What are your passions outside of The Distillery?
I'm a crazy dog lady right now. I have two retired racing greyhounds, and adopting them really opened my eyes to the world of greyhound rescue. It's funny, 3 years ago I didn't know anything about greyhounds and now I have two as pets and volunteer about 10-20 hours a week a local greyhound rescue group as the foster coordinator. I love finding foster homes for the dogs and seeing them make the transition to life as a pet. I get so attached to all of them. My dad says it's off-putting how much I talk about greyhounds, but I can't help it. :)
Do you have any advice for women considering self-employment?
Have a marketing plan. How are you going to get the word out about your amazing products and brand? How will people find you? Some books that have been really beneficial to me are Austin Kleon's Steal Like an Artist and Show Your Work. They're really short but really helpful when thinking about being original, building a brand and collaborating with others.
Other advice: Don't compare yourself to other brands.
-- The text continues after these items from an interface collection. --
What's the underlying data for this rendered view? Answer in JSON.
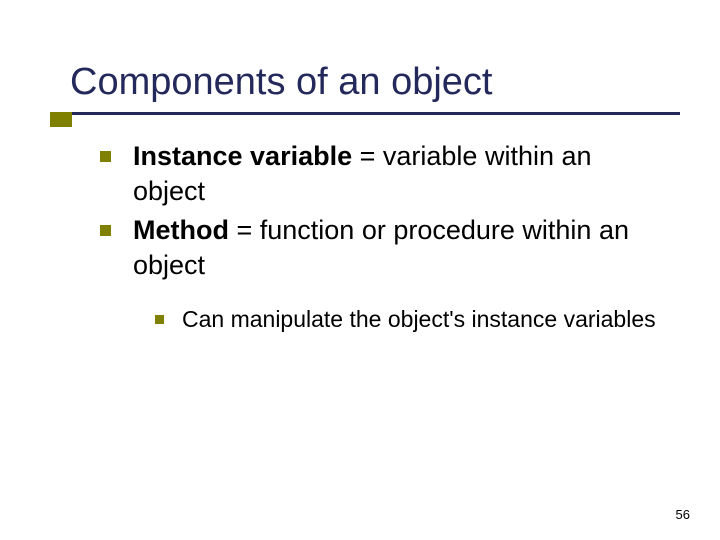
{
  "title": "Components of an object",
  "bullets": [
    {
      "bold": "Instance variable",
      "rest": " = variable within an object"
    },
    {
      "bold": "Method",
      "rest": " = function or procedure within an object"
    }
  ],
  "subBullets": [
    {
      "text": "Can manipulate the object's instance variables"
    }
  ],
  "pageNumber": "56"
}
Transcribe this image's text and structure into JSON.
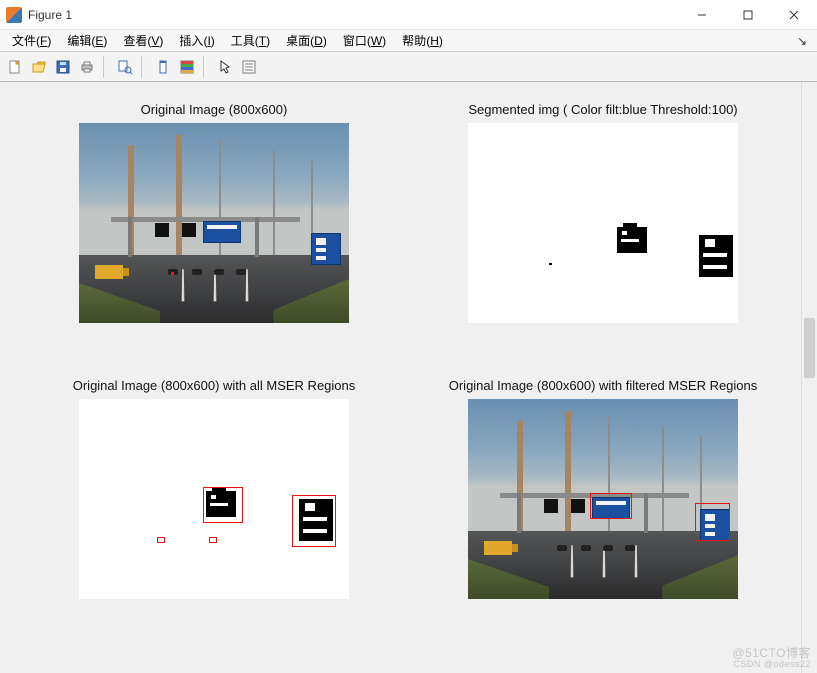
{
  "window": {
    "title": "Figure 1"
  },
  "menu": {
    "file": {
      "label": "文件",
      "accel": "F"
    },
    "edit": {
      "label": "编辑",
      "accel": "E"
    },
    "view": {
      "label": "查看",
      "accel": "V"
    },
    "insert": {
      "label": "插入",
      "accel": "I"
    },
    "tools": {
      "label": "工具",
      "accel": "T"
    },
    "desktop": {
      "label": "桌面",
      "accel": "D"
    },
    "window": {
      "label": "窗口",
      "accel": "W"
    },
    "help": {
      "label": "帮助",
      "accel": "H"
    },
    "tail": "↘"
  },
  "toolbar": {
    "icons": {
      "new": "new-file-icon",
      "open": "open-folder-icon",
      "save": "save-icon",
      "print": "print-icon",
      "datacursor": "data-cursor-icon",
      "link": "link-axes-icon",
      "colorbar": "colorbar-icon",
      "legend": "legend-icon",
      "pointer": "pointer-icon",
      "propeditor": "property-editor-icon"
    }
  },
  "subplots": {
    "s1": {
      "title": "Original Image (800x600)"
    },
    "s2": {
      "title": "Segmented img ( Color filt:blue Threshold:100)"
    },
    "s3": {
      "title": "Original Image (800x600) with all MSER Regions"
    },
    "s4": {
      "title": "Original Image (800x600) with filtered MSER Regions"
    }
  },
  "watermark": {
    "line1": "@51CTO博客",
    "line2": "CSDN @odess22"
  }
}
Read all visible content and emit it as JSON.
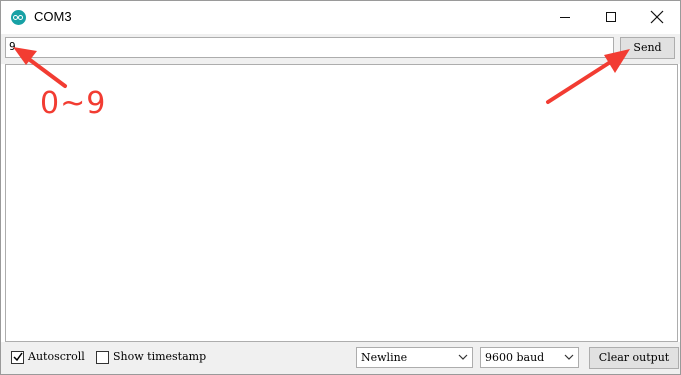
{
  "window": {
    "title": "COM3",
    "app_icon": "arduino-icon",
    "controls": [
      "minimize-icon",
      "maximize-icon",
      "close-icon"
    ]
  },
  "input": {
    "value": "9",
    "send_label": "Send"
  },
  "output": {
    "text": ""
  },
  "bottom": {
    "autoscroll_label": "Autoscroll",
    "autoscroll_checked": true,
    "timestamp_label": "Show timestamp",
    "timestamp_checked": false,
    "line_ending": "Newline",
    "baud": "9600 baud",
    "clear_label": "Clear output"
  },
  "annotation": {
    "range_text": "0~9",
    "color": "#f23c32"
  },
  "colors": {
    "accent": "#17a1a5",
    "bar_bg": "#f0f0f0",
    "button_bg": "#e1e1e1"
  }
}
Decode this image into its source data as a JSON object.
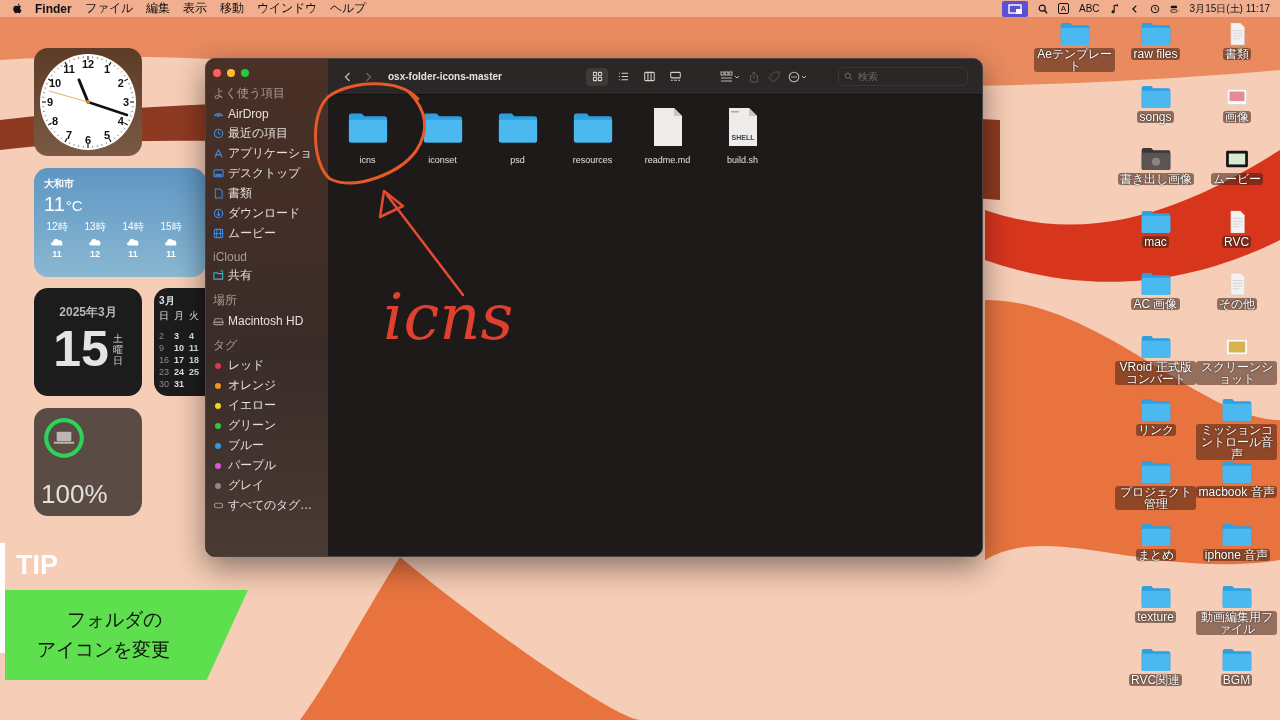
{
  "menu_bar": {
    "app": "Finder",
    "menus": [
      "ファイル",
      "編集",
      "表示",
      "移動",
      "ウインドウ",
      "ヘルプ"
    ],
    "input_source": "A",
    "input_label": "ABC",
    "clock": "3月15日(土) 11:17"
  },
  "widgets": {
    "clock": {
      "numerals": [
        "12",
        "11",
        "1",
        "10",
        "2",
        "9",
        "3",
        "8",
        "4",
        "7",
        "5",
        "6"
      ]
    },
    "weather": {
      "city": "大和市",
      "temperature": "11",
      "unit": "°C",
      "hours": [
        {
          "time": "12時",
          "temp": "11"
        },
        {
          "time": "13時",
          "temp": "12"
        },
        {
          "time": "14時",
          "temp": "11"
        },
        {
          "time": "15時",
          "temp": "11"
        }
      ]
    },
    "date": {
      "month": "2025年3月",
      "day": "15",
      "weekday": "土曜日"
    },
    "calendar": {
      "month": "3月",
      "weekdays": [
        "日",
        "月",
        "火"
      ],
      "weeks": [
        [
          "2",
          "3",
          "4"
        ],
        [
          "9",
          "10",
          "11"
        ],
        [
          "16",
          "17",
          "18"
        ],
        [
          "23",
          "24",
          "25"
        ],
        [
          "30",
          "31"
        ]
      ]
    },
    "battery": {
      "level": 1,
      "reading": "100%"
    }
  },
  "finder": {
    "title": "osx-folder-icons-master",
    "views": [
      {
        "selected": true
      },
      {
        "selected": false
      },
      {
        "selected": false
      },
      {
        "selected": false
      }
    ],
    "search": {
      "placeholder": "検索"
    },
    "sidebar": [
      {
        "heading": "よく使う項目",
        "items": [
          {
            "label": "AirDrop"
          },
          {
            "label": "最近の項目"
          },
          {
            "label": "アプリケーショ"
          },
          {
            "label": "デスクトップ"
          },
          {
            "label": "書類"
          },
          {
            "label": "ダウンロード"
          },
          {
            "label": "ムービー"
          }
        ]
      },
      {
        "heading": "iCloud",
        "items": [
          {
            "label": "共有"
          }
        ]
      },
      {
        "heading": "場所",
        "items": [
          {
            "label": "Macintosh HD"
          }
        ]
      },
      {
        "heading": "タグ",
        "items": [
          {
            "label": "レッド",
            "color": "#e8334a"
          },
          {
            "label": "オレンジ",
            "color": "#f0961e"
          },
          {
            "label": "イエロー",
            "color": "#f2d21b"
          },
          {
            "label": "グリーン",
            "color": "#2fc940"
          },
          {
            "label": "ブルー",
            "color": "#2a9cf0"
          },
          {
            "label": "パープル",
            "color": "#d55ad8"
          },
          {
            "label": "グレイ",
            "color": "#8e8a88"
          },
          {
            "label": "すべてのタグ…"
          }
        ]
      }
    ],
    "files": [
      {
        "name": "icns",
        "kind": "folder"
      },
      {
        "name": "iconset",
        "kind": "folder"
      },
      {
        "name": "psd",
        "kind": "folder"
      },
      {
        "name": "resources",
        "kind": "folder"
      },
      {
        "name": "readme.md",
        "kind": "document"
      },
      {
        "name": "build.sh",
        "kind": "script",
        "badge": "SHELL"
      }
    ],
    "annotation": {
      "text": "icns"
    }
  },
  "desktop_icons": {
    "columns": [
      [
        {
          "name": "Aeテンプレート",
          "kind": "folder"
        }
      ],
      [
        {
          "name": "raw files",
          "kind": "folder"
        },
        {
          "name": "songs",
          "kind": "folder"
        },
        {
          "name": "書き出し画像",
          "kind": "dark-folder"
        },
        {
          "name": "mac",
          "kind": "folder"
        },
        {
          "name": "AC 画像",
          "kind": "folder"
        },
        {
          "name": "VRoid 正式版コンバート",
          "kind": "folder"
        },
        {
          "name": "リンク",
          "kind": "folder"
        },
        {
          "name": "プロジェクト管理",
          "kind": "folder"
        },
        {
          "name": "まとめ",
          "kind": "folder"
        },
        {
          "name": "texture",
          "kind": "folder"
        },
        {
          "name": "RVC関連",
          "kind": "folder"
        }
      ],
      [
        {
          "name": "書類",
          "kind": "document"
        },
        {
          "name": "画像",
          "kind": "image"
        },
        {
          "name": "ムービー",
          "kind": "movie"
        },
        {
          "name": "RVC",
          "kind": "document"
        },
        {
          "name": "その他",
          "kind": "document"
        },
        {
          "name": "スクリーンショット",
          "kind": "photo"
        },
        {
          "name": "ミッションコントロール音声",
          "kind": "folder"
        },
        {
          "name": "macbook 音声",
          "kind": "folder"
        },
        {
          "name": "iphone 音声",
          "kind": "folder"
        },
        {
          "name": "動画編集用ファイル",
          "kind": "folder"
        },
        {
          "name": "BGM",
          "kind": "folder"
        }
      ]
    ]
  },
  "tip": {
    "title": "TIP",
    "caption_lines": [
      "フォルダの",
      "アイコンを変更"
    ]
  }
}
It would be worthwhile from the outset to think about your goals and what you want for your business. Do you want to build a business that generates $50,000 in revenue a year and allows you to pay yourself modestly and reinvest a bit back into the business? Or do you want a business that generates millions and allows you to hire employees, build offices, invest in infrastructure, etc? Or something completely different?
If your goal is the first kind of business, you probably shouldn't compare yourself to companies that have major investors and PR strategies consistent with the second type of business. The trick here is that it can be really hard to tell the difference from just a website or Instagram profile. That's why it's best not to feel down based on what somebody else is doing. You don't know the whole story, how hard they worked to get there, how long they've been at it, etc..
Defining Her Own is an interview series featuring designers, bloggers, shop owners and other creatively-minded women who are forging their own paths based on individual passions and dreams. Is there an inspirational gal you'd like to see featured? Send us an email - we're always looking for women who are following their hearts!